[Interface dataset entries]
★ ★ ★ ★ ★

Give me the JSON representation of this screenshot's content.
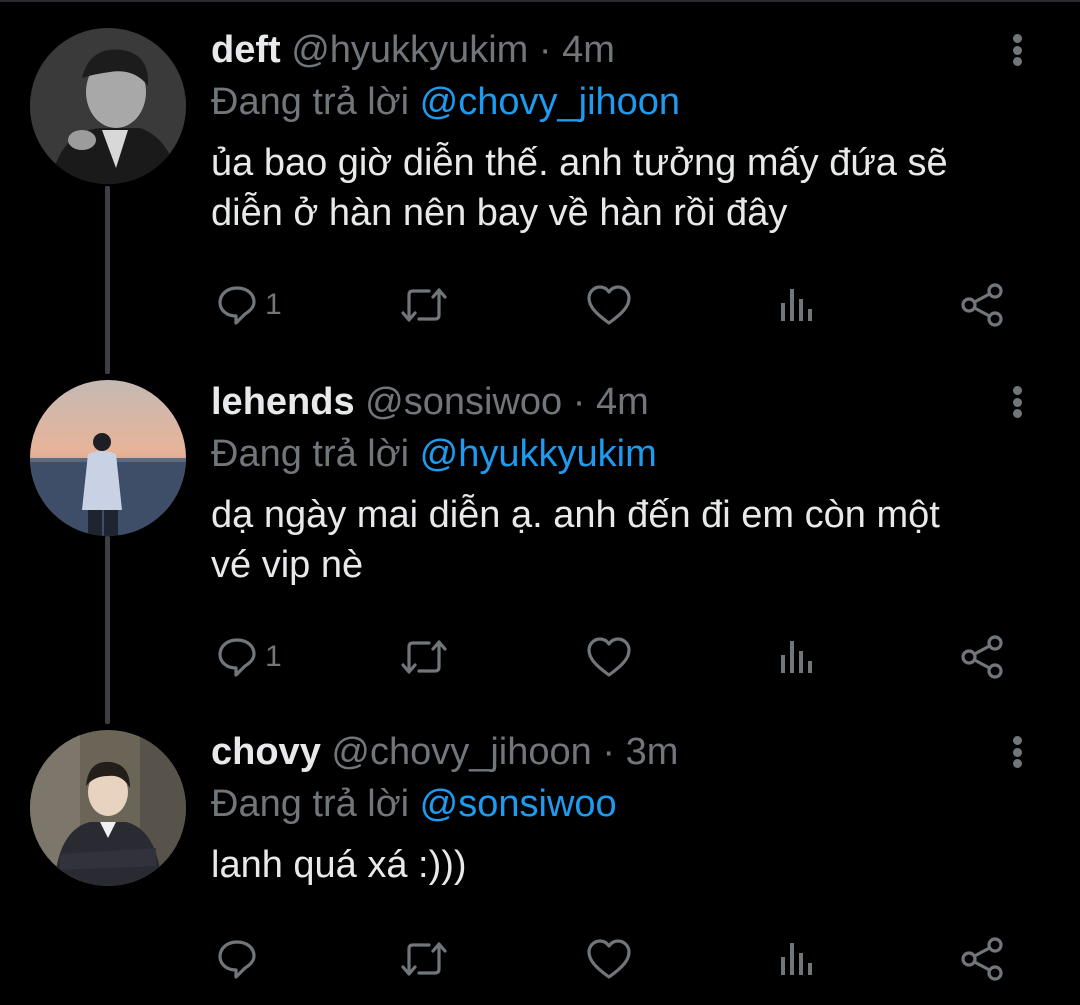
{
  "tweets": [
    {
      "display_name": "deft",
      "handle": "@hyukkyukim",
      "separator": "·",
      "time": "4m",
      "reply_prefix": "Đang trả lời",
      "reply_to": "@chovy_jihoon",
      "text_lines": [
        "ủa bao giờ diễn thế. anh tưởng mấy đứa sẽ",
        "diễn ở hàn nên bay về hàn rồi đây"
      ],
      "reply_count": "1",
      "avatar_icon": "avatar-deft"
    },
    {
      "display_name": "lehends",
      "handle": "@sonsiwoo",
      "separator": "·",
      "time": "4m",
      "reply_prefix": "Đang trả lời",
      "reply_to": "@hyukkyukim",
      "text_lines": [
        "dạ ngày mai diễn ạ. anh đến đi em còn một",
        "vé vip nè"
      ],
      "reply_count": "1",
      "avatar_icon": "avatar-lehends"
    },
    {
      "display_name": "chovy",
      "handle": "@chovy_jihoon",
      "separator": "·",
      "time": "3m",
      "reply_prefix": "Đang trả lời",
      "reply_to": "@sonsiwoo",
      "text_lines": [
        "lanh quá xá :)))"
      ],
      "reply_count": "",
      "avatar_icon": "avatar-chovy"
    }
  ],
  "icons": {
    "reply": "reply-bubble-icon",
    "retweet": "retweet-icon",
    "like": "heart-icon",
    "views": "bar-chart-icon",
    "share": "share-icon",
    "more": "more-vertical-icon"
  },
  "colors": {
    "background": "#000000",
    "text": "#e7e9ea",
    "muted": "#71767b",
    "link": "#1d9bf0",
    "thread_line": "#3c4045"
  }
}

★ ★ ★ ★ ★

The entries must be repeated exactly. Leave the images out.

Give me the JSON representation of this screenshot's content.
{
  "tweets": [
    {
      "display_name": "deft",
      "handle": "@hyukkyukim",
      "separator": "·",
      "time": "4m",
      "reply_prefix": "Đang trả lời",
      "reply_to": "@chovy_jihoon",
      "text_lines": [
        "ủa bao giờ diễn thế. anh tưởng mấy đứa sẽ",
        "diễn ở hàn nên bay về hàn rồi đây"
      ],
      "reply_count": "1",
      "avatar_icon": "avatar-deft"
    },
    {
      "display_name": "lehends",
      "handle": "@sonsiwoo",
      "separator": "·",
      "time": "4m",
      "reply_prefix": "Đang trả lời",
      "reply_to": "@hyukkyukim",
      "text_lines": [
        "dạ ngày mai diễn ạ. anh đến đi em còn một",
        "vé vip nè"
      ],
      "reply_count": "1",
      "avatar_icon": "avatar-lehends"
    },
    {
      "display_name": "chovy",
      "handle": "@chovy_jihoon",
      "separator": "·",
      "time": "3m",
      "reply_prefix": "Đang trả lời",
      "reply_to": "@sonsiwoo",
      "text_lines": [
        "lanh quá xá :)))"
      ],
      "reply_count": "",
      "avatar_icon": "avatar-chovy"
    }
  ],
  "icons": {
    "reply": "reply-bubble-icon",
    "retweet": "retweet-icon",
    "like": "heart-icon",
    "views": "bar-chart-icon",
    "share": "share-icon",
    "more": "more-vertical-icon"
  },
  "colors": {
    "background": "#000000",
    "text": "#e7e9ea",
    "muted": "#71767b",
    "link": "#1d9bf0",
    "thread_line": "#3c4045"
  }
}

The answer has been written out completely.